How many times do you exercise per week? How often do you floss? What are your New Year’s resolutions? How often do you cook at home to have healthy meals vs. going out?
We might say things while we are out in public or with friends when we talk about normal, mundane activities. However, our actual behavior compared to what we say may not line up. In other words, what we say we do may not reflect our actual behaviors in everyday life.
And some of these everyday behaviors are our default behaviors. The things we do because we have always done them, regardless of what we say to others.
We may talk about what we are going to do or what we think the right thing is to say but as the old adage states, “actions speak louder than words.”
For pharmaceutical manufacturers, understanding the patient and physician interaction is critical. For pharmaceutical manufacturers, understanding the interaction between patient and physician is critical. But traditional ask-and-tell market research simply identifies what physicians say or think they do during patient interactions and does not take clinical default behaviors into consideration. Thus, traditional market research may miss what actually happens and the why behind the behavior. Knowing what HCPs do rather than what they say they do can unleash important insight for product development, as well as marketing and branding.
This is where our Encounter methodology fits in. It reveals the clinical default behaviors that drive the HCP – Patient interaction.
The Encounter Process
Harper Global’s Encounter methodology simulates patient interactions, taking the HCP out of “what they say they do” and into what they actually do in a patient encounter.
Encounter’s 6-phase process is:

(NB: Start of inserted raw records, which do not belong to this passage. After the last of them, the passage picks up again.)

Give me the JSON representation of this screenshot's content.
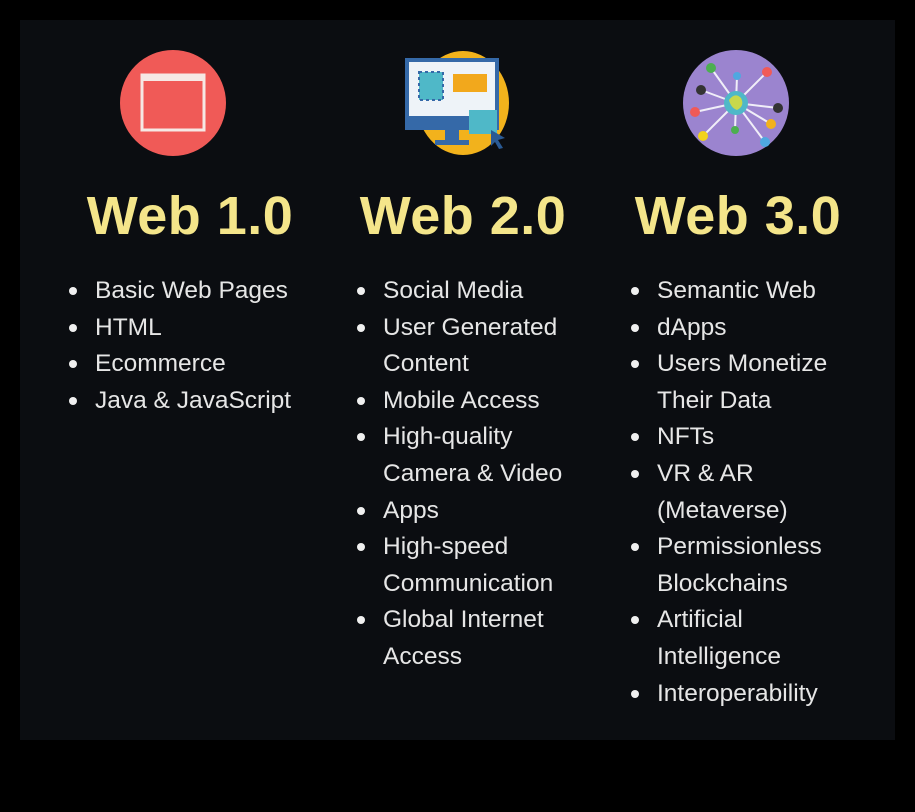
{
  "columns": [
    {
      "title": "Web 1.0",
      "icon": "browser-window-icon",
      "icon_color": "#f05a57",
      "items": [
        "Basic Web Pages",
        "HTML",
        "Ecommerce",
        "Java & JavaScript"
      ]
    },
    {
      "title": "Web 2.0",
      "icon": "computer-monitor-icon",
      "icon_color": "#f2b21c",
      "items": [
        "Social Media",
        "User Generated\nContent",
        "Mobile Access",
        "High-quality\nCamera & Video",
        "Apps",
        "High-speed\nCommunication",
        "Global Internet\nAccess"
      ]
    },
    {
      "title": "Web 3.0",
      "icon": "network-globe-icon",
      "icon_color": "#9b84cf",
      "items": [
        "Semantic Web",
        "dApps",
        "Users Monetize\nTheir Data",
        "NFTs",
        "VR & AR\n(Metaverse)",
        "Permissionless\nBlockchains",
        "Artificial\nIntelligence",
        "Interoperability"
      ]
    }
  ],
  "colors": {
    "title": "#f4e58a",
    "text": "#e6e6e6",
    "background": "#0b0d11"
  }
}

1. Patient Profile Workshop. Each Encounter project starts with a workshop to identify the patient profiles of interest to you in great detail. Understanding specifically what you want to explore in the research allows us to detail the specific different factors and characteristics the patients exhibit, down to their mental status and the language they might use.

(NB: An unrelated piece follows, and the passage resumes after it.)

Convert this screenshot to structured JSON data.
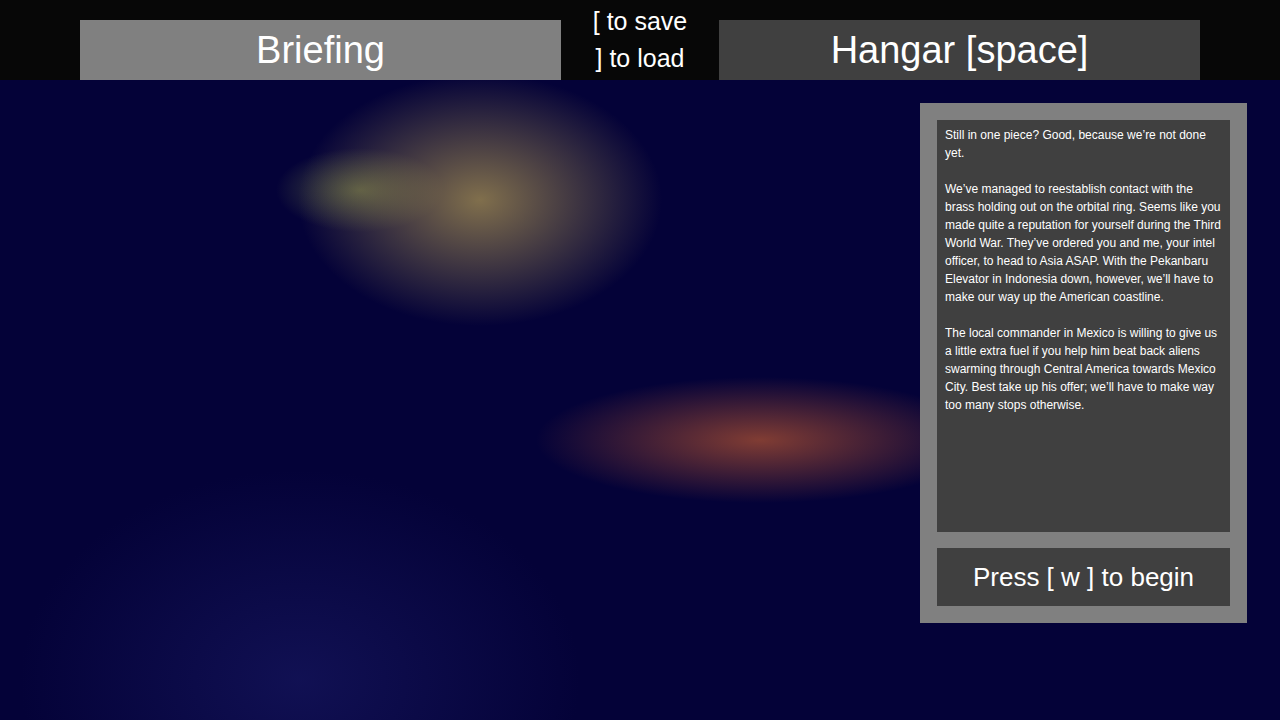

2. Physician Vetting.
We next conduct a series of interviews with physicians to review the patient profile and develop a robust clinical picture of the patient. The goal is to confirm that the patients described are patients the physician see in their practice, as well as the clinical factors that physicians need to better understand the patient and make treatment decisions. This could include detailed demographics, co-morbidities, past and current treatments, etc.

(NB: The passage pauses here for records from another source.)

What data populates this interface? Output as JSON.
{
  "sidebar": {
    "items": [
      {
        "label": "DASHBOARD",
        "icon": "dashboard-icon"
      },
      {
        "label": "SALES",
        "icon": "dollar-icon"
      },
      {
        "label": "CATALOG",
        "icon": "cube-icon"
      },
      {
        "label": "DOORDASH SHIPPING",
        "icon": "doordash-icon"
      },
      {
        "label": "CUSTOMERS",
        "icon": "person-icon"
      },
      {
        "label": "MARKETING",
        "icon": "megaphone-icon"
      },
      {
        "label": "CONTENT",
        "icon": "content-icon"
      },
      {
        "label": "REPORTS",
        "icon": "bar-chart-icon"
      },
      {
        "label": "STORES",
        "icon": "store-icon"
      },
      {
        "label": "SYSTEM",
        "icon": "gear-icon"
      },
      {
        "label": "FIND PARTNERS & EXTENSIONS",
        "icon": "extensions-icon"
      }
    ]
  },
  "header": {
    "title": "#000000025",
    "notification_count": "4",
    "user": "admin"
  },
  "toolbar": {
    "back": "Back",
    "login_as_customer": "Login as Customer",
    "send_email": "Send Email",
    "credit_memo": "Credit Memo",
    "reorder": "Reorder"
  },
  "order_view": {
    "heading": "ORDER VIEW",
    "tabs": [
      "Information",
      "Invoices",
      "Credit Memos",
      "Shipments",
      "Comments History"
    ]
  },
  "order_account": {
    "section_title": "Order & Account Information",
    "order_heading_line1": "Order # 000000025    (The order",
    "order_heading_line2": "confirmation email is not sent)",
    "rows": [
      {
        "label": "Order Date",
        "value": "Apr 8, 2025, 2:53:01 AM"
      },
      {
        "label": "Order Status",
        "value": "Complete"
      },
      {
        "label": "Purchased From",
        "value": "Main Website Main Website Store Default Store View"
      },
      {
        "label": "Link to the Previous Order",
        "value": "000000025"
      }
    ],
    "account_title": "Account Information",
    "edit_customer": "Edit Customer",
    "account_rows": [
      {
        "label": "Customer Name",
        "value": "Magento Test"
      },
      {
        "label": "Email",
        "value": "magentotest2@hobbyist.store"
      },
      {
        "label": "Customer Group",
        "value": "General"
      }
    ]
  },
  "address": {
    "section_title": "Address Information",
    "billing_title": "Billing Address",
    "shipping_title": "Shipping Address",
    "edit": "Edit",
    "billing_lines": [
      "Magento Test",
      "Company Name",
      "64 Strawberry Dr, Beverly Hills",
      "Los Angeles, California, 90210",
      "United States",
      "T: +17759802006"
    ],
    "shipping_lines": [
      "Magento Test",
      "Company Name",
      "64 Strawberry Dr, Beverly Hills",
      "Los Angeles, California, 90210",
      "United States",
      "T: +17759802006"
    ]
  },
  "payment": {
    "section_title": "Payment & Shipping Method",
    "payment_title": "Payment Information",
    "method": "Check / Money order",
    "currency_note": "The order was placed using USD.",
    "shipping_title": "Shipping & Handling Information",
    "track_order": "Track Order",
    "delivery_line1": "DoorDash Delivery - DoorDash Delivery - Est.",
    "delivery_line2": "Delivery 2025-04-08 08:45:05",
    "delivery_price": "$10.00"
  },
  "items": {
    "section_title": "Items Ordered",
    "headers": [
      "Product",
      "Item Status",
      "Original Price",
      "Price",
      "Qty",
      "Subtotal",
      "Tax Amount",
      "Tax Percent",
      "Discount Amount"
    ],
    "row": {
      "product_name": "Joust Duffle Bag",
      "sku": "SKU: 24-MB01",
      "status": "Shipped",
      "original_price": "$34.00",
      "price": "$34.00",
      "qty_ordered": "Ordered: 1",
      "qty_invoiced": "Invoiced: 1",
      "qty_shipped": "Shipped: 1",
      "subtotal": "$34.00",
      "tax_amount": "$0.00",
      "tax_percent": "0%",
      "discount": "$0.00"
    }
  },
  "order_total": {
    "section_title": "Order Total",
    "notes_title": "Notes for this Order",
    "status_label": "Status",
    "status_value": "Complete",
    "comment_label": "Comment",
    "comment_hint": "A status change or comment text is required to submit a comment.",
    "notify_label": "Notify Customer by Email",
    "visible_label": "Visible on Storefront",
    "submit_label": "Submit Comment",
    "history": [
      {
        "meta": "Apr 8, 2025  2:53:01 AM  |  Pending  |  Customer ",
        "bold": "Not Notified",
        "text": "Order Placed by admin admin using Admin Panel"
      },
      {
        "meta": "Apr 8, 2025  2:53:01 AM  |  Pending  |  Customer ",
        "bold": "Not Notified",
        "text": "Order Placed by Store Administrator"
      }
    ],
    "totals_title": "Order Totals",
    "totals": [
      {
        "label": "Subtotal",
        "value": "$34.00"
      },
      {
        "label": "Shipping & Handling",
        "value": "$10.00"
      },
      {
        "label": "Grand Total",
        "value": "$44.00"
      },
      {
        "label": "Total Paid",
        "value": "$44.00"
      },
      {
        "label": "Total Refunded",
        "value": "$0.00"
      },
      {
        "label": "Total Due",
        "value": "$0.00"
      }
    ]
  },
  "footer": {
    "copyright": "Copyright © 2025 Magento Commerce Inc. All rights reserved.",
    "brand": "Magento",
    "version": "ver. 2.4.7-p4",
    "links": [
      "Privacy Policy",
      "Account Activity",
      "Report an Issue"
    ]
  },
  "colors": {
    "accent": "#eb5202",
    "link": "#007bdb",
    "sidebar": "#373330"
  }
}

3. Electronic Medical Record.
Once we have the patient profiles fully vetted, we create a medical record for each patient who will be seen in the simulation. These realistic help the physician move into their clinical default behaviors as they interact with each patient simulation.
4. Patient Simulators.
Next, we hire professional patient simulators to play the role of the patient. We work with simulators that match the demographics and physical characteristics of the patients described in the medical charts. The simulators are briefed on the medical record of the
patient they are playing, including giving them the name, background, and mental state of the person, as well as potential topics the doctor, or the patient, might raise and answers to possible questions.
5. The Encounter.
HCPs are recruited for the research but are not told that they will be seeing patients during the research. When the physician enters the interview room, the moderator introduces the process and asks physicians about their practice. Think of it as a virtual tour of their office and routine, which sets the stage for them to see the first “patient.” Then the moderator gives the physician the medical record of the patient they will see. The room may be set up to approximate the exam setting. After the patient enters the room, the moderator steps in the background and observes the patient-physician interaction. Physicians will see one patient after another (generally four patients back-to-back) as they would in their clinical practice.
After all patients have been seen, the moderator debriefs with the physician, focusing the discussion on the key observations needed to accomplish the research objectives. This debrief covers the “why” behind the behavior and an understanding of what drives any differences in behavior between the different patient types.
Encounter works well for many pharmaceutical products and across the entire product life-cycle, from exploration to launch to marketing. This makes it a very versatile tool for gathering information and insight for product success.
Encounter In Action: A Case Study
One of our clients, a leading global pharmaceutical manufacturer, wanted to understand how to differentiate the value of their new product against long-standing, tried-and-true products.
Specifically, they wanted to understand what and how physicians are talking to patients about their disease state and medication options. The client wanted to learn where there may be an opportunity to interrupt the physician’s default behavior and mindset to effectively position and market their new product vs. using the status quo products.
Our client learned through the patient/physician interaction research that conversations around technology in this disease state is playing more of a role today than previously considered. Technology is affecting perceptions of how they can use the status quo products more effectively vs. having to consider using a new product. The research also uncovered other potential opportunities to interrupt the physician’s default behavior to initiate more significant therapeutic changes, i.e., change to a new product vs. staying with the old one. All of which would likely not have been identified through a traditional ask-and-tell approach.
Encounter allows researchers to get beyond self-reported behavior to ethically and securely observe simulated physician behaviors with patients. Using this tool can provide many vital insights that will drive manufacturers’ ability to more effectively and successfully answer many different kinds of business problems.